Up-Level Your Nonprofit Photography with these 5 Easy Tips
Create a Shot List
There are few things in life that can’t benefit from some planning. Having a shot list in mind - or better yet in a shareable document for your team, will ensure that you have a solid direction for your brand photography and that your team can easily identify which moments they should be capturing.
Question to ask yourself: What’s unique and interesting to my organization that I’d like to highlight?
If you really want to get into it - you can even create a mood board like mine that shares the tone and aesthetic you’re going for!
Sometimes it takes a visual to get everyone on the same page.
3. Shoot FOR Platform
When you’re shooting on the go, make sure you are thinking ahead and you have an idea of where these photos are going be used. Is it for your website’s blog? Is it for the Instagram stories or your twitter feed?
Instagram Feed PHOTOGRAPHY
When shooting for your Instagram feed you’ll want to shoot 4:5 (vertical). Do not crop these images into a 1:1 square. While Instagram is famous for those iconic square images, in 2019 the platform now allows you to post vertical 4:5 portrait images.
This is important because it’s best practice to take up as much of the user’s mobile screen as possible in order to command attention.
Instagram Stories photography
Similar to the Instagram feed, images should be shot vertical, but the ratio for an Instagram story is 16:9 (more narrow than your feed posts).
Whether you are taking pictures of people or detail shots like merchandise, it is important to make sure you are taking the image zoomed out enough so when the image is cropped into Instagram story dimensions - you aren’t leaving out any details or it’s not uncomfortably close.
Bonus note: be mindful of leaving negative space so you are able to add any necessary copy (text).
4. find Good Lighting
Good lighting is a cellphone photographer’s best friend. If possible, make sure the room you’re in is well lit. Never shoot against the light.
Tap to focus on your subject and manually set your exposure. When you tap the screen with your camera app open, you can swipe vertically down to darken your image and swipe vertically up to brighten the light levels. This will make a huge difference in the quality of your photo before you even begin to edit your images.
5. Edit Your Photos
Today there are so many FREE mobile apps to edit your images - you don’t need to intimidate yourself with fancy photo editing software. You can find round ups of the best and easy to use mobile apps all over the internet like here, here, or here. Whichever app you choose (my favorites are Adobe Lightroom and VSCO), here are the some basic editing tips to keep in mind.
The key is consistency and intention.
Straighten your photo and use your apps grid lines to make sure the image follows the rule of thirds. By cropping your image so it falls onto an intersection of the lines, you’re able to naturally guide your audiences eye to the area you want to draw attention to.
contrast + Saturation
Contrast and saturation are one of those things where less is more. Subtly increase your contrast and saturation to make your images stand out.
Lift shadows slightly so it’s not distracting your audience from the image's point of focus.
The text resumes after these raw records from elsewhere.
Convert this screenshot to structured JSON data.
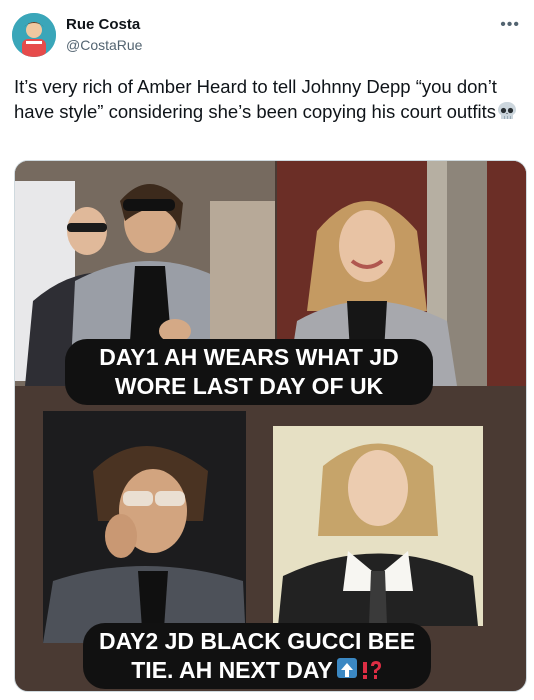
{
  "user": {
    "name": "Rue Costa",
    "handle": "@CostaRue"
  },
  "more_icon": "more-horizontal-icon",
  "tweet": {
    "text": "It’s very rich of Amber Heard to tell Johnny Depp “you don’t have style” considering she’s been copying his court outfits",
    "emoji": "skull-emoji"
  },
  "media": {
    "caption1_line1": "DAY1 AH WEARS WHAT JD",
    "caption1_line2": "WORE LAST DAY OF UK",
    "caption2_line1": "DAY2 JD BLACK GUCCI BEE",
    "caption2_line2": "TIE. AH NEXT DAY",
    "caption2_emojis": [
      "up-arrow-emoji",
      "exclamation-question-emoji"
    ]
  },
  "colors": {
    "up_arrow_bg": "#3b88c3",
    "exclamation": "#dd2e44"
  }
}
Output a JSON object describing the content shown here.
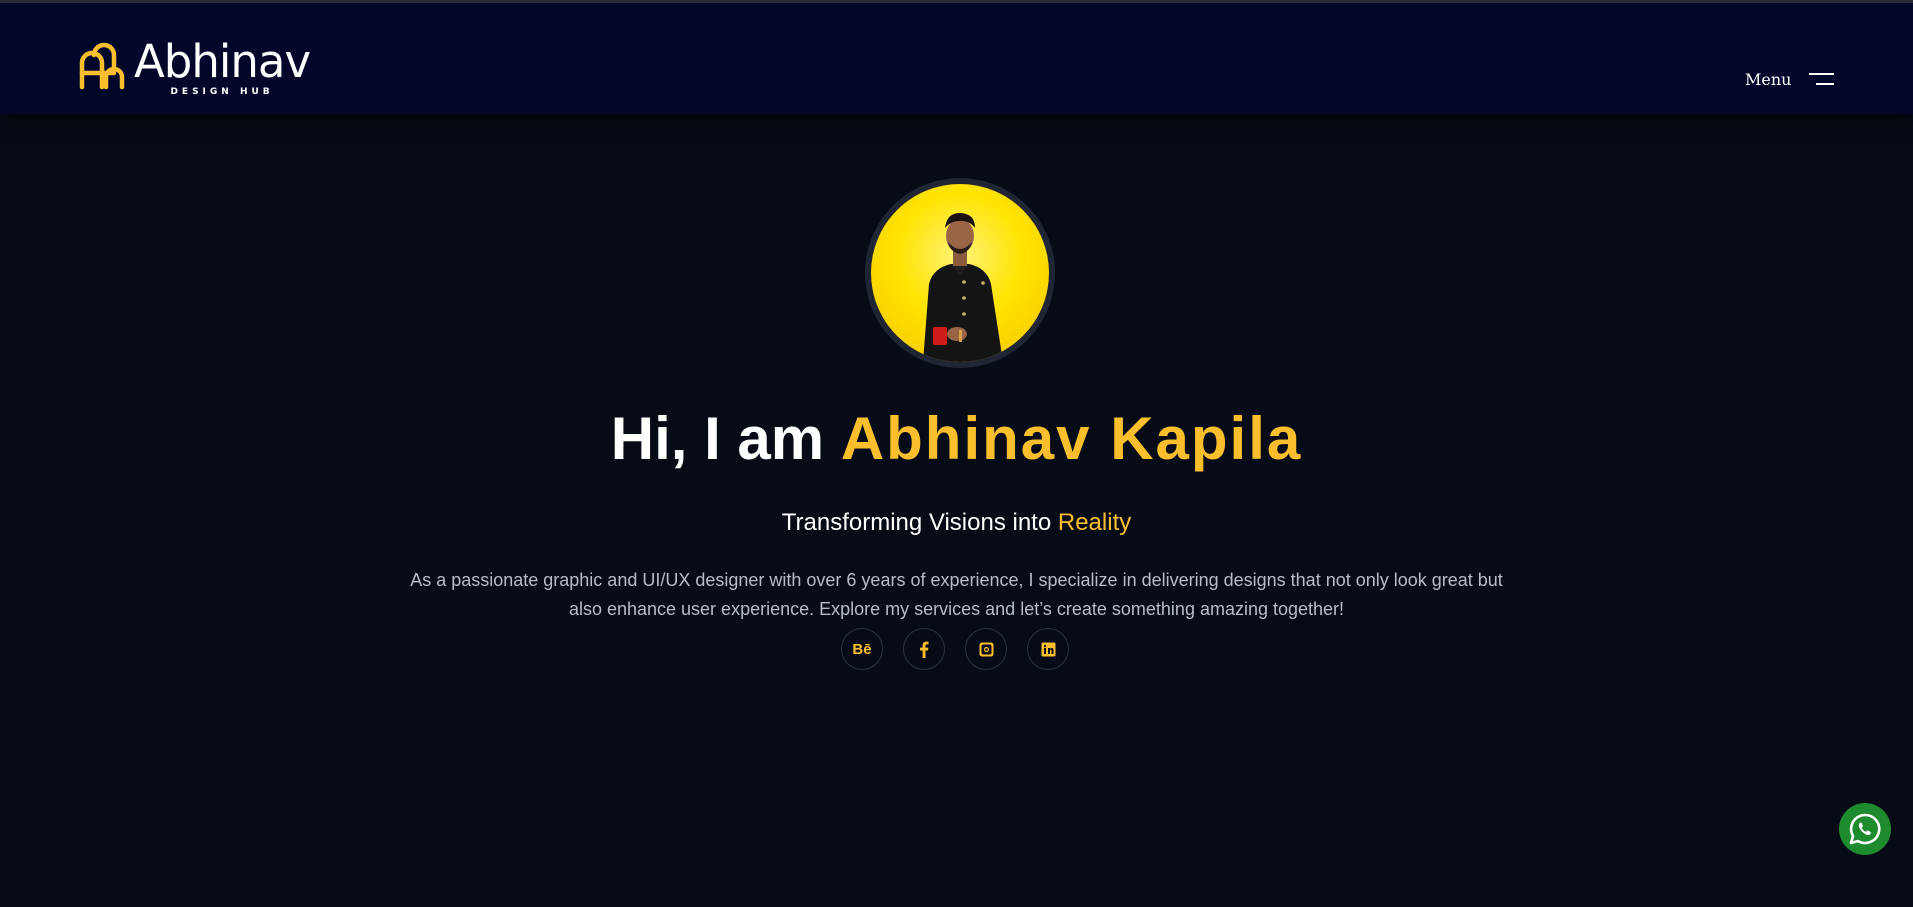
{
  "header": {
    "logo": {
      "word": "Abhinav",
      "sub": "DESIGN HUB"
    },
    "menu_label": "Menu"
  },
  "hero": {
    "title_prefix": "Hi, I am ",
    "title_name": "Abhinav Kapila",
    "subtitle_prefix": "Transforming Visions into ",
    "subtitle_accent": "Reality",
    "description": "As a passionate graphic and UI/UX designer with over 6 years of experience, I specialize in delivering designs that not only look great but also enhance user experience. Explore my services and let’s create something amazing together!"
  },
  "socials": [
    {
      "name": "behance",
      "label": "Bē"
    },
    {
      "name": "facebook",
      "label": "f"
    },
    {
      "name": "instagram",
      "label": ""
    },
    {
      "name": "linkedin",
      "label": ""
    }
  ],
  "colors": {
    "accent": "#fbbf2e",
    "header_bg": "#02072a",
    "page_bg": "#070b16",
    "whatsapp": "#1f8b2f"
  },
  "icons": {
    "logo": "abhinav-logo-icon",
    "menu": "hamburger-icon",
    "behance": "behance-icon",
    "facebook": "facebook-icon",
    "instagram": "instagram-icon",
    "linkedin": "linkedin-icon",
    "whatsapp": "whatsapp-icon"
  }
}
Keep it looking natural.
Adjusting the sharpness of your image is easily the best way to make people wonder if it was professionally shot on a DSLR. Again, less is more - keep it looking natural!